Two more recent studies BOCK (1), and CHAT (2), over 150 patients have shown a gradual evolution of sports activity patients to less stress at sports such as walking, swimming or cycling .
Unlike the hip it appears that the compressive stresses are greatest on the knee prosthesis The biomechanical study KUSTER (6) shown. It evaluated the strengths and constraint surfaces of a total knee prosthesis for 4 sports: cycling, walking, mountain hiking and jogging. He compared three types of total knee prostheses: standard bearing prosthesis, ultra-congruent plate and movable plate. The results are summarized in Table 2 and 3 .They show that the peak stress varies depending on the sport but also the knee flexion angle. Indeed 50 ° of flexion of the knee, this strength in the jogging is 9 times the body weight on the tibiofemoral compartment. It appears therefore the need to promote activities such as cycling and walking and jogging contraindicate see mountain hiking.
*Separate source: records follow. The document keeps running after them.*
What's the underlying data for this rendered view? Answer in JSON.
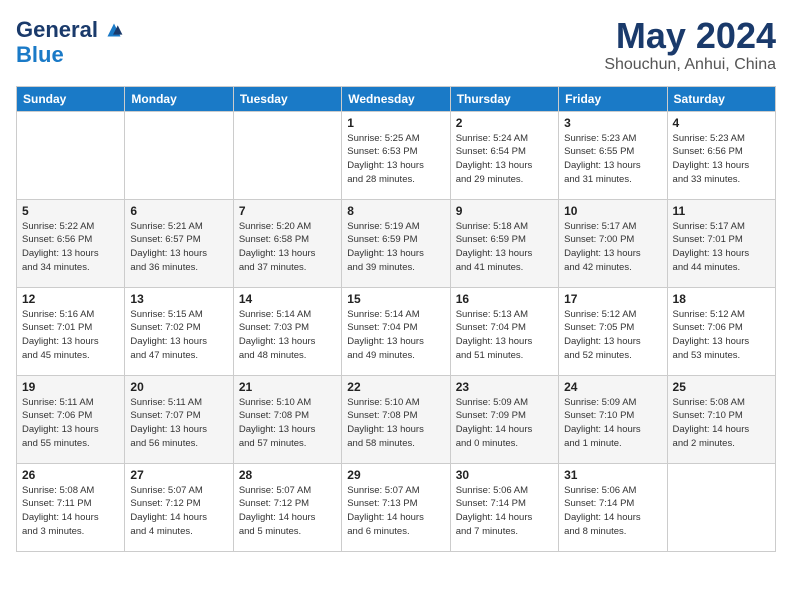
{
  "header": {
    "logo_general": "General",
    "logo_blue": "Blue",
    "month": "May 2024",
    "location": "Shouchun, Anhui, China"
  },
  "days_of_week": [
    "Sunday",
    "Monday",
    "Tuesday",
    "Wednesday",
    "Thursday",
    "Friday",
    "Saturday"
  ],
  "weeks": [
    [
      {
        "num": "",
        "info": ""
      },
      {
        "num": "",
        "info": ""
      },
      {
        "num": "",
        "info": ""
      },
      {
        "num": "1",
        "info": "Sunrise: 5:25 AM\nSunset: 6:53 PM\nDaylight: 13 hours\nand 28 minutes."
      },
      {
        "num": "2",
        "info": "Sunrise: 5:24 AM\nSunset: 6:54 PM\nDaylight: 13 hours\nand 29 minutes."
      },
      {
        "num": "3",
        "info": "Sunrise: 5:23 AM\nSunset: 6:55 PM\nDaylight: 13 hours\nand 31 minutes."
      },
      {
        "num": "4",
        "info": "Sunrise: 5:23 AM\nSunset: 6:56 PM\nDaylight: 13 hours\nand 33 minutes."
      }
    ],
    [
      {
        "num": "5",
        "info": "Sunrise: 5:22 AM\nSunset: 6:56 PM\nDaylight: 13 hours\nand 34 minutes."
      },
      {
        "num": "6",
        "info": "Sunrise: 5:21 AM\nSunset: 6:57 PM\nDaylight: 13 hours\nand 36 minutes."
      },
      {
        "num": "7",
        "info": "Sunrise: 5:20 AM\nSunset: 6:58 PM\nDaylight: 13 hours\nand 37 minutes."
      },
      {
        "num": "8",
        "info": "Sunrise: 5:19 AM\nSunset: 6:59 PM\nDaylight: 13 hours\nand 39 minutes."
      },
      {
        "num": "9",
        "info": "Sunrise: 5:18 AM\nSunset: 6:59 PM\nDaylight: 13 hours\nand 41 minutes."
      },
      {
        "num": "10",
        "info": "Sunrise: 5:17 AM\nSunset: 7:00 PM\nDaylight: 13 hours\nand 42 minutes."
      },
      {
        "num": "11",
        "info": "Sunrise: 5:17 AM\nSunset: 7:01 PM\nDaylight: 13 hours\nand 44 minutes."
      }
    ],
    [
      {
        "num": "12",
        "info": "Sunrise: 5:16 AM\nSunset: 7:01 PM\nDaylight: 13 hours\nand 45 minutes."
      },
      {
        "num": "13",
        "info": "Sunrise: 5:15 AM\nSunset: 7:02 PM\nDaylight: 13 hours\nand 47 minutes."
      },
      {
        "num": "14",
        "info": "Sunrise: 5:14 AM\nSunset: 7:03 PM\nDaylight: 13 hours\nand 48 minutes."
      },
      {
        "num": "15",
        "info": "Sunrise: 5:14 AM\nSunset: 7:04 PM\nDaylight: 13 hours\nand 49 minutes."
      },
      {
        "num": "16",
        "info": "Sunrise: 5:13 AM\nSunset: 7:04 PM\nDaylight: 13 hours\nand 51 minutes."
      },
      {
        "num": "17",
        "info": "Sunrise: 5:12 AM\nSunset: 7:05 PM\nDaylight: 13 hours\nand 52 minutes."
      },
      {
        "num": "18",
        "info": "Sunrise: 5:12 AM\nSunset: 7:06 PM\nDaylight: 13 hours\nand 53 minutes."
      }
    ],
    [
      {
        "num": "19",
        "info": "Sunrise: 5:11 AM\nSunset: 7:06 PM\nDaylight: 13 hours\nand 55 minutes."
      },
      {
        "num": "20",
        "info": "Sunrise: 5:11 AM\nSunset: 7:07 PM\nDaylight: 13 hours\nand 56 minutes."
      },
      {
        "num": "21",
        "info": "Sunrise: 5:10 AM\nSunset: 7:08 PM\nDaylight: 13 hours\nand 57 minutes."
      },
      {
        "num": "22",
        "info": "Sunrise: 5:10 AM\nSunset: 7:08 PM\nDaylight: 13 hours\nand 58 minutes."
      },
      {
        "num": "23",
        "info": "Sunrise: 5:09 AM\nSunset: 7:09 PM\nDaylight: 14 hours\nand 0 minutes."
      },
      {
        "num": "24",
        "info": "Sunrise: 5:09 AM\nSunset: 7:10 PM\nDaylight: 14 hours\nand 1 minute."
      },
      {
        "num": "25",
        "info": "Sunrise: 5:08 AM\nSunset: 7:10 PM\nDaylight: 14 hours\nand 2 minutes."
      }
    ],
    [
      {
        "num": "26",
        "info": "Sunrise: 5:08 AM\nSunset: 7:11 PM\nDaylight: 14 hours\nand 3 minutes."
      },
      {
        "num": "27",
        "info": "Sunrise: 5:07 AM\nSunset: 7:12 PM\nDaylight: 14 hours\nand 4 minutes."
      },
      {
        "num": "28",
        "info": "Sunrise: 5:07 AM\nSunset: 7:12 PM\nDaylight: 14 hours\nand 5 minutes."
      },
      {
        "num": "29",
        "info": "Sunrise: 5:07 AM\nSunset: 7:13 PM\nDaylight: 14 hours\nand 6 minutes."
      },
      {
        "num": "30",
        "info": "Sunrise: 5:06 AM\nSunset: 7:14 PM\nDaylight: 14 hours\nand 7 minutes."
      },
      {
        "num": "31",
        "info": "Sunrise: 5:06 AM\nSunset: 7:14 PM\nDaylight: 14 hours\nand 8 minutes."
      },
      {
        "num": "",
        "info": ""
      }
    ]
  ]
}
The recovery in sport and physical activity after joint replacement is a question often asked by the patient to the surgeon but also the sports doctor and the attending physician.
This literature review should help to assist the practitioner to advise his patient.
The practice of physical activity is desirable for the cardiovascular system and the musculoskeletal system, we must encourage the resumption of a sport but also know the risks. We must focus on endurance activities, recreation, low
stress: walking, swimming, cycling, golf, etc …
Some sports most at risk may be authorized through a mastery of technical movement and after informing the patient of the risks of wear.


1. Bock P et al, Physical activity after-total knee replacement (Orthop 2003)
2. Chatterji U. et al, Effect of total hip arthroplasty is recreational and sporting activity (AnzJ
Surg 2004)
3. Diduch DR et al. Total knee replacement in young, active patients.Long term follow-up and functional outcome.J Bone Joint Surg Am 1997; 79 (4): 575-82
4. The Dubs and after-al.Sports total hip arthroplasty.Arch Orthop Trauma Surg 1983; 101 (3): 161-9
5. N. Gschwend et al: Alpine and cross-country skiing after-total hip replacement: 2 Cohorts of 50 patients each, one active, inactive in l’autre skiing, Followed for 5-10 years. Acta Orthop Scand. 2000
6. Kuster MS et al. Endurance after-total knee replacement sports: a biomechanical investigation Med.Sci.Sports Exerc. 2000; 32 (4): 721-4
7. Macnicol MF Exercise testing before and after-hip arthroplasty JBJS 1980
8. Mallon WJ et al. Total hip arthroplasty in active golfers.J Arthroplasty 1992; 75 (Suppl): 339-46
9. Mallon WJ et al. Total knee arthroplasty in active golfers.Clin Sports Med 1996; 15 (1): 179-90
10. Mont MA et al. Tennis total knee arthroplasty after-. Am J Sports Med 2002; 30 (2): 163-6
11. Ries MD et al. Improvement in cardiovascular fitness total knee after-arthroplasty.1996 J Bone Joint Surg; 78A: 1696-701
12. Ries MD et al. Effect of total hip arthroplasty is cardiovascular fitness.J Arthroplasty 1997; 12: 84-90
13. Seyler TM. Sports activity total knee arthroplasty and hip after-: CIFIC recommendations concernant tennis Sport Med 2006
14. William L. et al, Athletic activity after-seal replacement Am J Sports Med 2001

Doctor Nicolas LEFEVRE, Doctor Serge HERMAN, Doctor Yoann BOHU. – 2 mars 2011.